**What the task requires**:
Every line of the listing that holds the word "MoBS" should be returned.

-- Opening Marker --

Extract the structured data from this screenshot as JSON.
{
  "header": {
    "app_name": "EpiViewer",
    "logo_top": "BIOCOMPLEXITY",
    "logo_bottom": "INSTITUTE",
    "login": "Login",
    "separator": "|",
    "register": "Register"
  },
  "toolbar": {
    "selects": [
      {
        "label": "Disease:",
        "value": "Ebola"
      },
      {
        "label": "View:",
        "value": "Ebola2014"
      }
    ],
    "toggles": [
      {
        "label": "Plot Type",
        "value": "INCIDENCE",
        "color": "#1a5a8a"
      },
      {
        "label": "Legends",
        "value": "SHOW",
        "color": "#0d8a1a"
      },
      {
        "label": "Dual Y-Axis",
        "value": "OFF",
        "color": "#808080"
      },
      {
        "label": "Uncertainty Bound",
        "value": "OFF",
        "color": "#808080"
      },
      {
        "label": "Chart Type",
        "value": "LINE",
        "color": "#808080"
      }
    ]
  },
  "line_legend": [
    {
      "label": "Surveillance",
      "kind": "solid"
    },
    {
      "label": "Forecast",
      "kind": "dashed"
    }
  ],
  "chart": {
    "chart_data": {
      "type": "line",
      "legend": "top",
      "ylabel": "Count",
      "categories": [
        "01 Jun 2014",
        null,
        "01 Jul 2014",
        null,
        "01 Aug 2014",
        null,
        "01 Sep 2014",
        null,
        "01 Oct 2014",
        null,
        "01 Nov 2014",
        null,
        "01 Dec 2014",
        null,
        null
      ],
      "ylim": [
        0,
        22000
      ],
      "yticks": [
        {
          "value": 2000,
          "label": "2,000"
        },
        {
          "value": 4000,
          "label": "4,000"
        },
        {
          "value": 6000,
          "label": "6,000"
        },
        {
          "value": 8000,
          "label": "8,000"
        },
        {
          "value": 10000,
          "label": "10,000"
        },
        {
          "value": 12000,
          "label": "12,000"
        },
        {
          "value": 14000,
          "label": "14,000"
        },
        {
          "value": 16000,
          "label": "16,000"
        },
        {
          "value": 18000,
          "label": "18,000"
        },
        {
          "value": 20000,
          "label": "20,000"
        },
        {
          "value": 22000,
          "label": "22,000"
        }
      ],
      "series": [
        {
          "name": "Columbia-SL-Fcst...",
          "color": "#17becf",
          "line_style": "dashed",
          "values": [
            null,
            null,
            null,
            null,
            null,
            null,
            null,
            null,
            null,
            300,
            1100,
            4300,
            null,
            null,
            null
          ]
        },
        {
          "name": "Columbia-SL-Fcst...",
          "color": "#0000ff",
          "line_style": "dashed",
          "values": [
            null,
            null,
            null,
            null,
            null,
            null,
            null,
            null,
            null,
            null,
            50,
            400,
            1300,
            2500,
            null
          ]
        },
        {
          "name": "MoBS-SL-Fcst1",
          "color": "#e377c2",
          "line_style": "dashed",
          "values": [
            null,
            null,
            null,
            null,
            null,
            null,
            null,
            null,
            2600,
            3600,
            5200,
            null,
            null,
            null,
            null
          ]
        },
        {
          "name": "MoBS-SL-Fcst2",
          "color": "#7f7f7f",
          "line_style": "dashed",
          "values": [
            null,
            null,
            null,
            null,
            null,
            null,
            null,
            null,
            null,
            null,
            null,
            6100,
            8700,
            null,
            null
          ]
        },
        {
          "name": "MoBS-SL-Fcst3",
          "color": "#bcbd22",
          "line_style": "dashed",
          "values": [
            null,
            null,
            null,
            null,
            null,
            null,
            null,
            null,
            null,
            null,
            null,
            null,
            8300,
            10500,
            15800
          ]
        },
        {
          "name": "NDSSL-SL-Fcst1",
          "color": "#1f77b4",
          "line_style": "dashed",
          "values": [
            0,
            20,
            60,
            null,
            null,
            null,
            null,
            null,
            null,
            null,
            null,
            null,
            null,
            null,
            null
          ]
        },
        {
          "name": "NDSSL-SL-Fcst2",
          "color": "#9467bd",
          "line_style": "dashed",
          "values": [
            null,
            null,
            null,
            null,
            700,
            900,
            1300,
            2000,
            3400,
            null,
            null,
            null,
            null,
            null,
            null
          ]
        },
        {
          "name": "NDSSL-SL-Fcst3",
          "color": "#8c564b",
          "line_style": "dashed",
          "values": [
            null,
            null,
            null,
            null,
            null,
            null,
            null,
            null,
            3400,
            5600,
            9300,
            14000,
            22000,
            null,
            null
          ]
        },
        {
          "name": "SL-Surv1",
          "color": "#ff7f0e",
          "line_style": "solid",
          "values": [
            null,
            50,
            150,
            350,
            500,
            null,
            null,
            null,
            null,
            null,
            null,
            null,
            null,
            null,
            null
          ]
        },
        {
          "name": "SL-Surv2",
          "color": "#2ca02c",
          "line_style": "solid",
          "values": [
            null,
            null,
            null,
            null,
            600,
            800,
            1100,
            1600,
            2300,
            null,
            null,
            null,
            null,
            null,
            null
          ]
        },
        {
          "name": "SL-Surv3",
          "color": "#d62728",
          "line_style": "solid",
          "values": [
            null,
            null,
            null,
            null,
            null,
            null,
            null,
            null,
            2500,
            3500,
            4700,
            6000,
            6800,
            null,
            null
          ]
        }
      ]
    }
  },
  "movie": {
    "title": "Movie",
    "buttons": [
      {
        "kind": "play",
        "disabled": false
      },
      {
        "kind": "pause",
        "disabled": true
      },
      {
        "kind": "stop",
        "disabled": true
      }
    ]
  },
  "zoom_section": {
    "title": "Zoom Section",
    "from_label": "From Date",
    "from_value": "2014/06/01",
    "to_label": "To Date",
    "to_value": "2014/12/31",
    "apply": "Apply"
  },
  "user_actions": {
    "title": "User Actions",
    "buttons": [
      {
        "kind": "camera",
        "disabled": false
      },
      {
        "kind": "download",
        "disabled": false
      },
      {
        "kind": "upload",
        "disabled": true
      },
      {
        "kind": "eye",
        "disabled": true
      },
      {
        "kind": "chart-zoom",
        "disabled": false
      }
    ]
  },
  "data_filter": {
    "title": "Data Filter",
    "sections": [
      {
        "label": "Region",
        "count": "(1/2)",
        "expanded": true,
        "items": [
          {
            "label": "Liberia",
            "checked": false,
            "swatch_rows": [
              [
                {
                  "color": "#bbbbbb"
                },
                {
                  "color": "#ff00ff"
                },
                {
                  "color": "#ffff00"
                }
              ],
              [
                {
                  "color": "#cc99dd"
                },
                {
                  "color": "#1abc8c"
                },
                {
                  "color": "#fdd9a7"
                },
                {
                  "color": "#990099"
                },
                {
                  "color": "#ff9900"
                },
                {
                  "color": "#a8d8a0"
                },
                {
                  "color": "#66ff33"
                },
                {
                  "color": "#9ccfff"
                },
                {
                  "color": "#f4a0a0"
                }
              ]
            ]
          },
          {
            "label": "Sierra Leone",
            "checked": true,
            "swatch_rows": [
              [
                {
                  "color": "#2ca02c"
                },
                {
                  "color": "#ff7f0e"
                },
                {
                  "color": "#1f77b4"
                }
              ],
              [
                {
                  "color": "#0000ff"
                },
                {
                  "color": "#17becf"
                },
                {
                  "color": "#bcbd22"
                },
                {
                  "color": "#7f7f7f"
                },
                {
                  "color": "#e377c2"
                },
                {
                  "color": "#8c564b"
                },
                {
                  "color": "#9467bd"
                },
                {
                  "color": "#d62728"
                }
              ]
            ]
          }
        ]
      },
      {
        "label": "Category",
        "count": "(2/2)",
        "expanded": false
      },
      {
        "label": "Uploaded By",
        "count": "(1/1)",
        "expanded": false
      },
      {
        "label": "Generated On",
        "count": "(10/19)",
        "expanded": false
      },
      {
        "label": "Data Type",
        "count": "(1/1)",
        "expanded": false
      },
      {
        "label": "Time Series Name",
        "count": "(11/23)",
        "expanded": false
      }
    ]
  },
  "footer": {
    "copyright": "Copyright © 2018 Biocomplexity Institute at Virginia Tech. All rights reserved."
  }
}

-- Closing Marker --

**Written response**:
          "name": "MoBS-SL-Fcst1",
          "name": "MoBS-SL-Fcst2",
          "name": "MoBS-SL-Fcst3",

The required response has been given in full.